In your answer, give each entry again exactly as it appears.

[DATA TO PROCESS Boundary: Start]

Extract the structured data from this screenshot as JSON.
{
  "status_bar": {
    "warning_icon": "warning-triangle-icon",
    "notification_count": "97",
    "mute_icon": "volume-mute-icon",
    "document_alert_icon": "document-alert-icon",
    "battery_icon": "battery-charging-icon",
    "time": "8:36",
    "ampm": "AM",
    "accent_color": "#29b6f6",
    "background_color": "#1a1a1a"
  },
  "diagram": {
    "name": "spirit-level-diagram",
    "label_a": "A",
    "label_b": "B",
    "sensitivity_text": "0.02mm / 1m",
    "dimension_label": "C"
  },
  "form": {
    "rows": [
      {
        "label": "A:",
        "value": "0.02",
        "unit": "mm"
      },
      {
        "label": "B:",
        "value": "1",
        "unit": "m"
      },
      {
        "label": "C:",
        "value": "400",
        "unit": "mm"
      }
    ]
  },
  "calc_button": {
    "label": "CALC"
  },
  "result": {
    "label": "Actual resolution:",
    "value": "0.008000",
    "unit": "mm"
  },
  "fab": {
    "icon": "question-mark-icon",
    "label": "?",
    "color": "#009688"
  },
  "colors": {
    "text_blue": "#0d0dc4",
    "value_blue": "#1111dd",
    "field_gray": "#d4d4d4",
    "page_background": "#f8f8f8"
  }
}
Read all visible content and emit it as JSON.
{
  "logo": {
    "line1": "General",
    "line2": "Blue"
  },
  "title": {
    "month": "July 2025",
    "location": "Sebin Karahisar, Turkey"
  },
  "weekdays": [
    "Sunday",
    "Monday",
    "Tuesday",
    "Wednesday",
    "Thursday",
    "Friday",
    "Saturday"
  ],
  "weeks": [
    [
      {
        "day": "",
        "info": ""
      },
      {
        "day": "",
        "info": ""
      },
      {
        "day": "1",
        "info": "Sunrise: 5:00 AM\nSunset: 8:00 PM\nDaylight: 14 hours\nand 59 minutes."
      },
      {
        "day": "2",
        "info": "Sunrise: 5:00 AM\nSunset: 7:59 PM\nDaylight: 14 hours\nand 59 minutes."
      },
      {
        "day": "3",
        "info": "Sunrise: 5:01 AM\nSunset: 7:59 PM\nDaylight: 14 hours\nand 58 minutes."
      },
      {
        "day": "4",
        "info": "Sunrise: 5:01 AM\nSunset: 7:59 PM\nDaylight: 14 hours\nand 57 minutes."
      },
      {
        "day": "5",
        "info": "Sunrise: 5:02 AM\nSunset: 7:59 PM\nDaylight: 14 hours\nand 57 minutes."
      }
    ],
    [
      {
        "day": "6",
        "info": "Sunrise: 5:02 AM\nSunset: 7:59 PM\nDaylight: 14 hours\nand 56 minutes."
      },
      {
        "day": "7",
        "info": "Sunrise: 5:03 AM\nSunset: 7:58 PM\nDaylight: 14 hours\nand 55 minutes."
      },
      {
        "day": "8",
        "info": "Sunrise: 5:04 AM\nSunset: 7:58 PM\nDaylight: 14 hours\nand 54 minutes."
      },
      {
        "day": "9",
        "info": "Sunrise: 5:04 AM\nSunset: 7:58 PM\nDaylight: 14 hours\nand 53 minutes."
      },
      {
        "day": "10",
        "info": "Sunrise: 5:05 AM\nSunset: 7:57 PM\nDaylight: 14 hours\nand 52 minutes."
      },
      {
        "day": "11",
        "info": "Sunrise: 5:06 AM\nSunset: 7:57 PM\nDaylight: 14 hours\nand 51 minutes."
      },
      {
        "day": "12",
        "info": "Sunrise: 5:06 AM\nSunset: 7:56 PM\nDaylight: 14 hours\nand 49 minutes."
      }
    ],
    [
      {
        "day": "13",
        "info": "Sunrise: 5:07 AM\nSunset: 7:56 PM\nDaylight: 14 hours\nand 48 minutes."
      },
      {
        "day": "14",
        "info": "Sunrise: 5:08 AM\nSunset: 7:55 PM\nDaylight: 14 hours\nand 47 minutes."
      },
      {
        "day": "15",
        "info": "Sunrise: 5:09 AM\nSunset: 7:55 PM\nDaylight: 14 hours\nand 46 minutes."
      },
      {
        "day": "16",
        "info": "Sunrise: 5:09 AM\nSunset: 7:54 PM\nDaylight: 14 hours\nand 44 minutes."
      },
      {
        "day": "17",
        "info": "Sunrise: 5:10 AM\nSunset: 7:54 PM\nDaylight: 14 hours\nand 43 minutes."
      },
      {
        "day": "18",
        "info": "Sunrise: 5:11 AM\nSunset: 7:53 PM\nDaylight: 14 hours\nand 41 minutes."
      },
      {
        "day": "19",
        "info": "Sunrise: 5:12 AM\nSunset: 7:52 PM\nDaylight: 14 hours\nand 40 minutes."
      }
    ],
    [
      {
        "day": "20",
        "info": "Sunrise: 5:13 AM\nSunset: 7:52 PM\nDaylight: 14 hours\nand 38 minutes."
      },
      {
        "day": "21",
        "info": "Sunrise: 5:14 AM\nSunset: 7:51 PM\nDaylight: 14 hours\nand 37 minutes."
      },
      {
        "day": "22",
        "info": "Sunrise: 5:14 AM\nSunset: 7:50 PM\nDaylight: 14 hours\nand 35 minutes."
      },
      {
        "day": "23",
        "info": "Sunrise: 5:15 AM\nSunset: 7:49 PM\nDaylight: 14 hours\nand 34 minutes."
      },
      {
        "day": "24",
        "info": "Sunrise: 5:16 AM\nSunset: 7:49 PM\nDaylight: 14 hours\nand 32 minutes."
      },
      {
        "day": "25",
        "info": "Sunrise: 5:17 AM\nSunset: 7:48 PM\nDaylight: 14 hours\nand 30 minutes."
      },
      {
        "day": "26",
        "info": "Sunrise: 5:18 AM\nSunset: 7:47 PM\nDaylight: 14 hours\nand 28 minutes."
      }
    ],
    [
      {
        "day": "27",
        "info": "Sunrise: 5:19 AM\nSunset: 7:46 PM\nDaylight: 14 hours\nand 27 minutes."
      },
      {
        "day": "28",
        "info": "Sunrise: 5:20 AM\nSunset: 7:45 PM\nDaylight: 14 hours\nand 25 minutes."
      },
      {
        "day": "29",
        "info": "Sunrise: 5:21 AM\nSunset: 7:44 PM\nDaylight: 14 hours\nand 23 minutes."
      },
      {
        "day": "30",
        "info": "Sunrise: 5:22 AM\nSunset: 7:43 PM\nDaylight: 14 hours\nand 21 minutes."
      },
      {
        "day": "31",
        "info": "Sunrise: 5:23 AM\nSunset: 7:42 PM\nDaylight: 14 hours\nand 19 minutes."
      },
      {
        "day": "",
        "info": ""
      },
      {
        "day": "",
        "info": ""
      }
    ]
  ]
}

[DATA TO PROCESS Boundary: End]

▶ [SOLUTION FOR THIS TASK]
Extract the structured data from this screenshot as JSON.
{
  "status_bar": {
    "warning_icon": "warning-triangle-icon",
    "notification_count": "97",
    "mute_icon": "volume-mute-icon",
    "document_alert_icon": "document-alert-icon",
    "battery_icon": "battery-charging-icon",
    "time": "8:36",
    "ampm": "AM",
    "accent_color": "#29b6f6",
    "background_color": "#1a1a1a"
  },
  "diagram": {
    "name": "spirit-level-diagram",
    "label_a": "A",
    "label_b": "B",
    "sensitivity_text": "0.02mm / 1m",
    "dimension_label": "C"
  },
  "form": {
    "rows": [
      {
        "label": "A:",
        "value": "0.02",
        "unit": "mm"
      },
      {
        "label": "B:",
        "value": "1",
        "unit": "m"
      },
      {
        "label": "C:",
        "value": "400",
        "unit": "mm"
      }
    ]
  },
  "calc_button": {
    "label": "CALC"
  },
  "result": {
    "label": "Actual resolution:",
    "value": "0.008000",
    "unit": "mm"
  },
  "fab": {
    "icon": "question-mark-icon",
    "label": "?",
    "color": "#009688"
  },
  "colors": {
    "text_blue": "#0d0dc4",
    "value_blue": "#1111dd",
    "field_gray": "#d4d4d4",
    "page_background": "#f8f8f8"
  }
}
Read all visible content and emit it as JSON.
{
  "logo": {
    "line1": "General",
    "line2": "Blue"
  },
  "title": {
    "month": "July 2025",
    "location": "Sebin Karahisar, Turkey"
  },
  "weekdays": [
    "Sunday",
    "Monday",
    "Tuesday",
    "Wednesday",
    "Thursday",
    "Friday",
    "Saturday"
  ],
  "weeks": [
    [
      {
        "day": "",
        "info": ""
      },
      {
        "day": "",
        "info": ""
      },
      {
        "day": "1",
        "info": "Sunrise: 5:00 AM\nSunset: 8:00 PM\nDaylight: 14 hours\nand 59 minutes."
      },
      {
        "day": "2",
        "info": "Sunrise: 5:00 AM\nSunset: 7:59 PM\nDaylight: 14 hours\nand 59 minutes."
      },
      {
        "day": "3",
        "info": "Sunrise: 5:01 AM\nSunset: 7:59 PM\nDaylight: 14 hours\nand 58 minutes."
      },
      {
        "day": "4",
        "info": "Sunrise: 5:01 AM\nSunset: 7:59 PM\nDaylight: 14 hours\nand 57 minutes."
      },
      {
        "day": "5",
        "info": "Sunrise: 5:02 AM\nSunset: 7:59 PM\nDaylight: 14 hours\nand 57 minutes."
      }
    ],
    [
      {
        "day": "6",
        "info": "Sunrise: 5:02 AM\nSunset: 7:59 PM\nDaylight: 14 hours\nand 56 minutes."
      },
      {
        "day": "7",
        "info": "Sunrise: 5:03 AM\nSunset: 7:58 PM\nDaylight: 14 hours\nand 55 minutes."
      },
      {
        "day": "8",
        "info": "Sunrise: 5:04 AM\nSunset: 7:58 PM\nDaylight: 14 hours\nand 54 minutes."
      },
      {
        "day": "9",
        "info": "Sunrise: 5:04 AM\nSunset: 7:58 PM\nDaylight: 14 hours\nand 53 minutes."
      },
      {
        "day": "10",
        "info": "Sunrise: 5:05 AM\nSunset: 7:57 PM\nDaylight: 14 hours\nand 52 minutes."
      },
      {
        "day": "11",
        "info": "Sunrise: 5:06 AM\nSunset: 7:57 PM\nDaylight: 14 hours\nand 51 minutes."
      },
      {
        "day": "12",
        "info": "Sunrise: 5:06 AM\nSunset: 7:56 PM\nDaylight: 14 hours\nand 49 minutes."
      }
    ],
    [
      {
        "day": "13",
        "info": "Sunrise: 5:07 AM\nSunset: 7:56 PM\nDaylight: 14 hours\nand 48 minutes."
      },
      {
        "day": "14",
        "info": "Sunrise: 5:08 AM\nSunset: 7:55 PM\nDaylight: 14 hours\nand 47 minutes."
      },
      {
        "day": "15",
        "info": "Sunrise: 5:09 AM\nSunset: 7:55 PM\nDaylight: 14 hours\nand 46 minutes."
      },
      {
        "day": "16",
        "info": "Sunrise: 5:09 AM\nSunset: 7:54 PM\nDaylight: 14 hours\nand 44 minutes."
      },
      {
        "day": "17",
        "info": "Sunrise: 5:10 AM\nSunset: 7:54 PM\nDaylight: 14 hours\nand 43 minutes."
      },
      {
        "day": "18",
        "info": "Sunrise: 5:11 AM\nSunset: 7:53 PM\nDaylight: 14 hours\nand 41 minutes."
      },
      {
        "day": "19",
        "info": "Sunrise: 5:12 AM\nSunset: 7:52 PM\nDaylight: 14 hours\nand 40 minutes."
      }
    ],
    [
      {
        "day": "20",
        "info": "Sunrise: 5:13 AM\nSunset: 7:52 PM\nDaylight: 14 hours\nand 38 minutes."
      },
      {
        "day": "21",
        "info": "Sunrise: 5:14 AM\nSunset: 7:51 PM\nDaylight: 14 hours\nand 37 minutes."
      },
      {
        "day": "22",
        "info": "Sunrise: 5:14 AM\nSunset: 7:50 PM\nDaylight: 14 hours\nand 35 minutes."
      },
      {
        "day": "23",
        "info": "Sunrise: 5:15 AM\nSunset: 7:49 PM\nDaylight: 14 hours\nand 34 minutes."
      },
      {
        "day": "24",
        "info": "Sunrise: 5:16 AM\nSunset: 7:49 PM\nDaylight: 14 hours\nand 32 minutes."
      },
      {
        "day": "25",
        "info": "Sunrise: 5:17 AM\nSunset: 7:48 PM\nDaylight: 14 hours\nand 30 minutes."
      },
      {
        "day": "26",
        "info": "Sunrise: 5:18 AM\nSunset: 7:47 PM\nDaylight: 14 hours\nand 28 minutes."
      }
    ],
    [
      {
        "day": "27",
        "info": "Sunrise: 5:19 AM\nSunset: 7:46 PM\nDaylight: 14 hours\nand 27 minutes."
      },
      {
        "day": "28",
        "info": "Sunrise: 5:20 AM\nSunset: 7:45 PM\nDaylight: 14 hours\nand 25 minutes."
      },
      {
        "day": "29",
        "info": "Sunrise: 5:21 AM\nSunset: 7:44 PM\nDaylight: 14 hours\nand 23 minutes."
      },
      {
        "day": "30",
        "info": "Sunrise: 5:22 AM\nSunset: 7:43 PM\nDaylight: 14 hours\nand 21 minutes."
      },
      {
        "day": "31",
        "info": "Sunrise: 5:23 AM\nSunset: 7:42 PM\nDaylight: 14 hours\nand 19 minutes."
      },
      {
        "day": "",
        "info": ""
      },
      {
        "day": "",
        "info": ""
      }
    ]
  ]
}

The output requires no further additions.